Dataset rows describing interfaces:
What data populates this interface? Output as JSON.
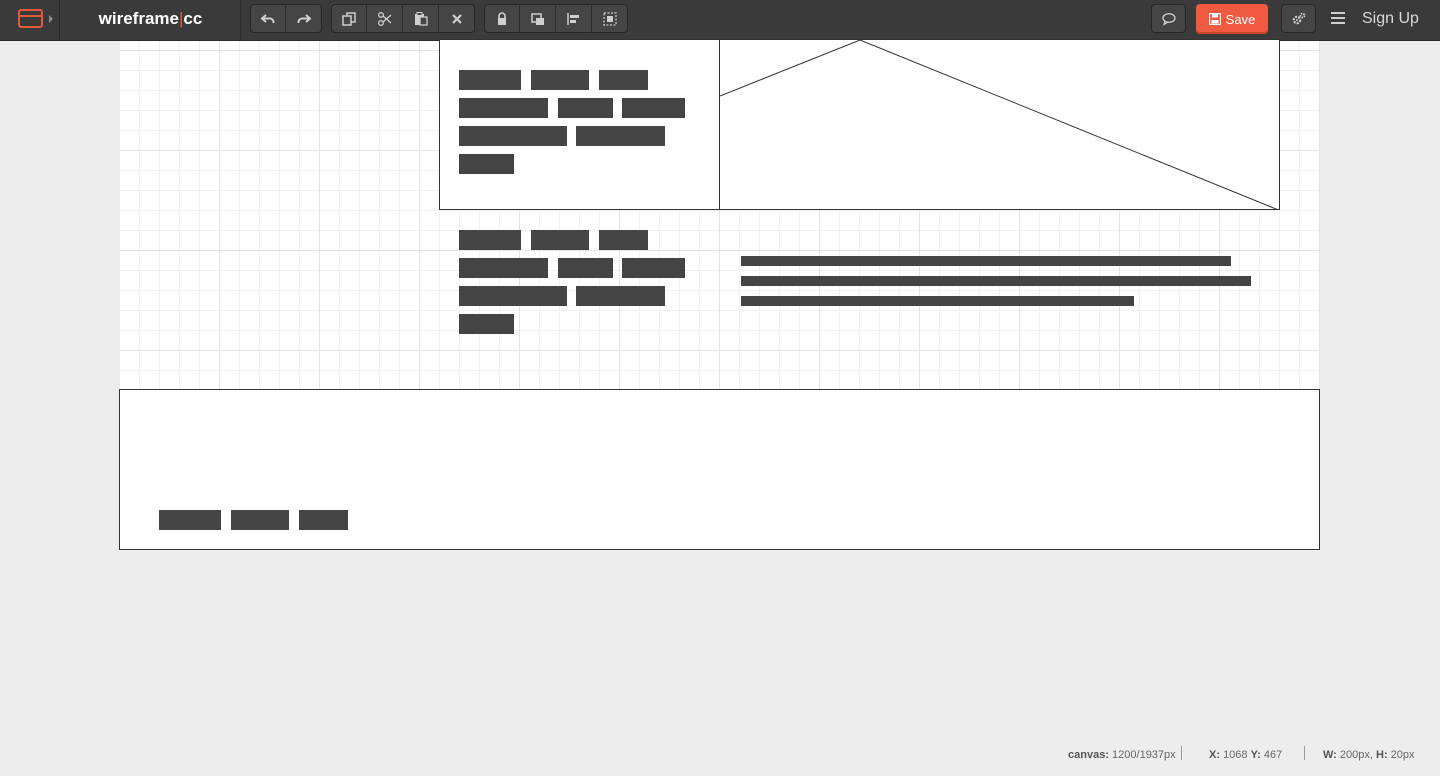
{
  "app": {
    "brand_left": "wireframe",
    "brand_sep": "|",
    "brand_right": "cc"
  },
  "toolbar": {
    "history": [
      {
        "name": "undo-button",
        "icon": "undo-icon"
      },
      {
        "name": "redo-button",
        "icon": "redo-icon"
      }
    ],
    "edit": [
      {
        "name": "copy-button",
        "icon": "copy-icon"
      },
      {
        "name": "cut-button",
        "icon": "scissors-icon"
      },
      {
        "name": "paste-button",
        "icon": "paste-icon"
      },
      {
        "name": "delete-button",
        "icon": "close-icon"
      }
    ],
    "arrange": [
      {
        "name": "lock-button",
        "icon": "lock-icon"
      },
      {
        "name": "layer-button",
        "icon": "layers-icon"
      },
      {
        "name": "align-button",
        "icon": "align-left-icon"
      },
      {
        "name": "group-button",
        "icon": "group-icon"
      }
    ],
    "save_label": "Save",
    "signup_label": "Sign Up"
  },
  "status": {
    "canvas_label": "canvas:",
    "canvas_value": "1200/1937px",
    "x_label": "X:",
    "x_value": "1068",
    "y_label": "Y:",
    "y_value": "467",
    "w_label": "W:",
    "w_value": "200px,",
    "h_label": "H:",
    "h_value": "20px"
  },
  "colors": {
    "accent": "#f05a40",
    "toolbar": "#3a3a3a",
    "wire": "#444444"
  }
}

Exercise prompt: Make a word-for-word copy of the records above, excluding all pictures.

Exercise answer:
What data populates this interface? Output as JSON.
{
  "app": {
    "brand_left": "wireframe",
    "brand_sep": "|",
    "brand_right": "cc"
  },
  "toolbar": {
    "history": [
      {
        "name": "undo-button",
        "icon": "undo-icon"
      },
      {
        "name": "redo-button",
        "icon": "redo-icon"
      }
    ],
    "edit": [
      {
        "name": "copy-button",
        "icon": "copy-icon"
      },
      {
        "name": "cut-button",
        "icon": "scissors-icon"
      },
      {
        "name": "paste-button",
        "icon": "paste-icon"
      },
      {
        "name": "delete-button",
        "icon": "close-icon"
      }
    ],
    "arrange": [
      {
        "name": "lock-button",
        "icon": "lock-icon"
      },
      {
        "name": "layer-button",
        "icon": "layers-icon"
      },
      {
        "name": "align-button",
        "icon": "align-left-icon"
      },
      {
        "name": "group-button",
        "icon": "group-icon"
      }
    ],
    "save_label": "Save",
    "signup_label": "Sign Up"
  },
  "status": {
    "canvas_label": "canvas:",
    "canvas_value": "1200/1937px",
    "x_label": "X:",
    "x_value": "1068",
    "y_label": "Y:",
    "y_value": "467",
    "w_label": "W:",
    "w_value": "200px,",
    "h_label": "H:",
    "h_value": "20px"
  },
  "colors": {
    "accent": "#f05a40",
    "toolbar": "#3a3a3a",
    "wire": "#444444"
  }
}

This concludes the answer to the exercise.